- **Task details**: Copy whichever lines of the data hold the word "Disk".

- **Records**:

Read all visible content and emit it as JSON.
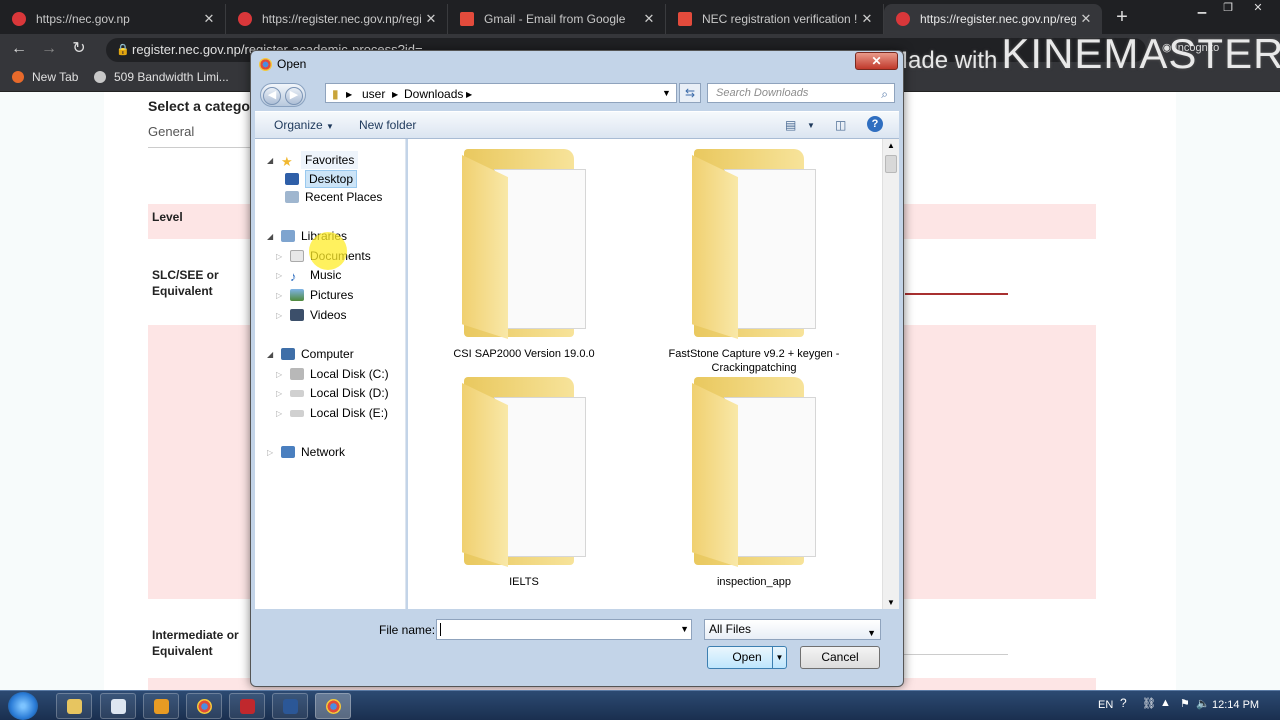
{
  "browser": {
    "tabs": [
      {
        "title": "https://nec.gov.np",
        "active": false
      },
      {
        "title": "https://register.nec.gov.np/regi",
        "active": false
      },
      {
        "title": "Gmail - Email from Google",
        "active": false
      },
      {
        "title": "NEC registration verification ! -",
        "active": false
      },
      {
        "title": "https://register.nec.gov.np/regi",
        "active": true
      }
    ],
    "url": "register.nec.gov.np/register-academic-process?id=...",
    "incognito_label": "Incognito",
    "bookmarks": [
      "New Tab",
      "509 Bandwidth Limi..."
    ]
  },
  "watermark": {
    "prefix": "Made with",
    "brand": "KINEMASTER"
  },
  "page": {
    "select_category": "Select a categor",
    "category_value": "General",
    "level_label": "Level",
    "slc_label_1": "SLC/SEE or",
    "slc_label_2": "Equivalent",
    "intermediate_label_1": "Intermediate or",
    "intermediate_label_2": "Equivalent"
  },
  "dialog": {
    "title": "Open",
    "breadcrumb": [
      "user",
      "Downloads"
    ],
    "search_placeholder": "Search Downloads",
    "organize": "Organize",
    "new_folder": "New folder",
    "nav": {
      "favorites": "Favorites",
      "desktop": "Desktop",
      "recent_places": "Recent Places",
      "libraries": "Libraries",
      "documents": "Documents",
      "music": "Music",
      "pictures": "Pictures",
      "videos": "Videos",
      "computer": "Computer",
      "disk_c": "Local Disk (C:)",
      "disk_d": "Local Disk (D:)",
      "disk_e": "Local Disk (E:)",
      "network": "Network"
    },
    "folders": [
      {
        "line1": "CSI SAP2000 Version 19.0.0",
        "line2": ""
      },
      {
        "line1": "FastStone Capture v9.2 + keygen -",
        "line2": "Crackingpatching"
      },
      {
        "line1": "IELTS",
        "line2": ""
      },
      {
        "line1": "inspection_app",
        "line2": ""
      }
    ],
    "file_name_label": "File name:",
    "file_name_value": "",
    "file_type": "All Files",
    "open_button": "Open",
    "cancel_button": "Cancel"
  },
  "taskbar": {
    "language": "EN",
    "time": "12:14 PM"
  }
}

- **Result of this exercise**:
      "disk_c": "Local Disk (C:)",
      "disk_d": "Local Disk (D:)",
      "disk_e": "Local Disk (E:)",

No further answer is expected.